Cameron has had just too many associations with advisors and the media where allegations of fraud or wrong doing have surfaced. The secret recording of his party treasurer offering political influence for £250,000 would not have helped. There is now a perception that he and Osborne are out of touch with the people and only favour their own wealthy class. As matters get worse in the economy and failures occur in the health service (which probably would have happened without the reforms) the LibDems will be wishing they had not joined the coalition.
This favouring of the wealthy class has gained credence from a speech made by Francis Maude (Mr Jerry Can). According to the Daily Mail he said” it would be a compliment if Britain were seen as a place where foreigners or businesses paid little or no tax”. He said this only a few days after Cameron and Osborne claimed that they would clamp down on tax avoidance.
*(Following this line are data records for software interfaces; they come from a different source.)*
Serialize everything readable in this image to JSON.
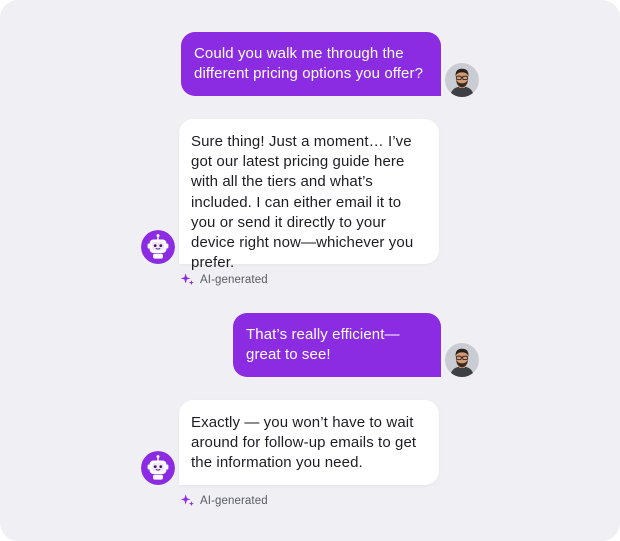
{
  "conversation": {
    "messages": [
      {
        "role": "user",
        "text": "Could you walk me through the different pricing options you offer?"
      },
      {
        "role": "assistant",
        "text": "Sure thing! Just a moment… I’ve got our latest pricing guide here with all the tiers and what’s included. I can either email it to you or send it directly to your device right now—whichever you prefer.",
        "badge": "AI-generated"
      },
      {
        "role": "user",
        "text": "That’s really efficient—great to see!"
      },
      {
        "role": "assistant",
        "text": "Exactly — you won’t have to wait around for follow-up emails to get the information you need.",
        "badge": "AI-generated"
      }
    ]
  },
  "colors": {
    "user_bubble": "#8b2be2",
    "background": "#f0f0f4",
    "bot_avatar": "#8b2be2",
    "sparkle": "#8b2be2"
  },
  "icons": {
    "user_avatar": "user-photo-avatar",
    "bot_avatar": "robot-icon",
    "ai_badge": "sparkle-icon"
  }
}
There was also a recent report in the Guardian about Amazon the online retailer which was launched in the UK in 1998 and is the UK’s most popular retail website, with more visitors than Argos, Next and Tesco. It sells a vast array of goods other than books. It generated sales of more than £3.3bn in the UK last year but paid no corporation tax. It has been operating out of Luxemburg. It can be assumed that there are other online retailers doing the same. I noticed this unfair advantage was not cited by Mary Porter the shopping Czar appointed by Cameron to breathe new life into our blighted high streets.
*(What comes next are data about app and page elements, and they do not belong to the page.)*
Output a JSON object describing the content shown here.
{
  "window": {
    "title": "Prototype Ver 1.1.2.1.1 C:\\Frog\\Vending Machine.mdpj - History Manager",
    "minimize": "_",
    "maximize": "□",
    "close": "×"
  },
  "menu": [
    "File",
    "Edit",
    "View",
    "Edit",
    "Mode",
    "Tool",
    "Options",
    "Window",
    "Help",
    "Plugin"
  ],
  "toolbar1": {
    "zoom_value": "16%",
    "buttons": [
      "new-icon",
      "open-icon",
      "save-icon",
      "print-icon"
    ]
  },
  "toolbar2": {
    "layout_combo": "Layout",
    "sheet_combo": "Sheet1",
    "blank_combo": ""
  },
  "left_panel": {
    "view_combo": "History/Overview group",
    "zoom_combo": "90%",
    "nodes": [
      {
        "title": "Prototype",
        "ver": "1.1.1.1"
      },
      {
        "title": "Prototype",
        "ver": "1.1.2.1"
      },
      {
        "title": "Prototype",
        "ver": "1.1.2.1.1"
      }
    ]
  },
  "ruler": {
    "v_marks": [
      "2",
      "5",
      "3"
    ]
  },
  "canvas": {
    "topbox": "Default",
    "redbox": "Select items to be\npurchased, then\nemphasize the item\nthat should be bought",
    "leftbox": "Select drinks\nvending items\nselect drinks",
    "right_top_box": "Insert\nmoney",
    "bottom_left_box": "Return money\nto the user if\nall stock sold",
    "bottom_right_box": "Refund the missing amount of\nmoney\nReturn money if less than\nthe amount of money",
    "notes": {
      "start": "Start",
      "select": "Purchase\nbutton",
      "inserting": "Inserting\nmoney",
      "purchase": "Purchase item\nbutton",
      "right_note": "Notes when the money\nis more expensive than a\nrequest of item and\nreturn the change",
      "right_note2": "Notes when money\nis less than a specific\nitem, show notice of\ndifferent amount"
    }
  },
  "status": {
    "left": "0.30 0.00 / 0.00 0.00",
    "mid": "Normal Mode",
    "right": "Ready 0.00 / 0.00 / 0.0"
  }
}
A recent suicide in Greece serves as a grim warning of where we may be heading. In the suicide note, found by police and reported by Athens News, the retired chemist said: “The government has annihilated all traces for my survival, which was based on a very dignified pension that I alone paid for 35 years with no help from the state. And since my advanced age does not allow me a way of dynamically reacting … I see no other solution than this dignified end to my life, so I don’t find myself fishing through garbage cans for my sustenance.”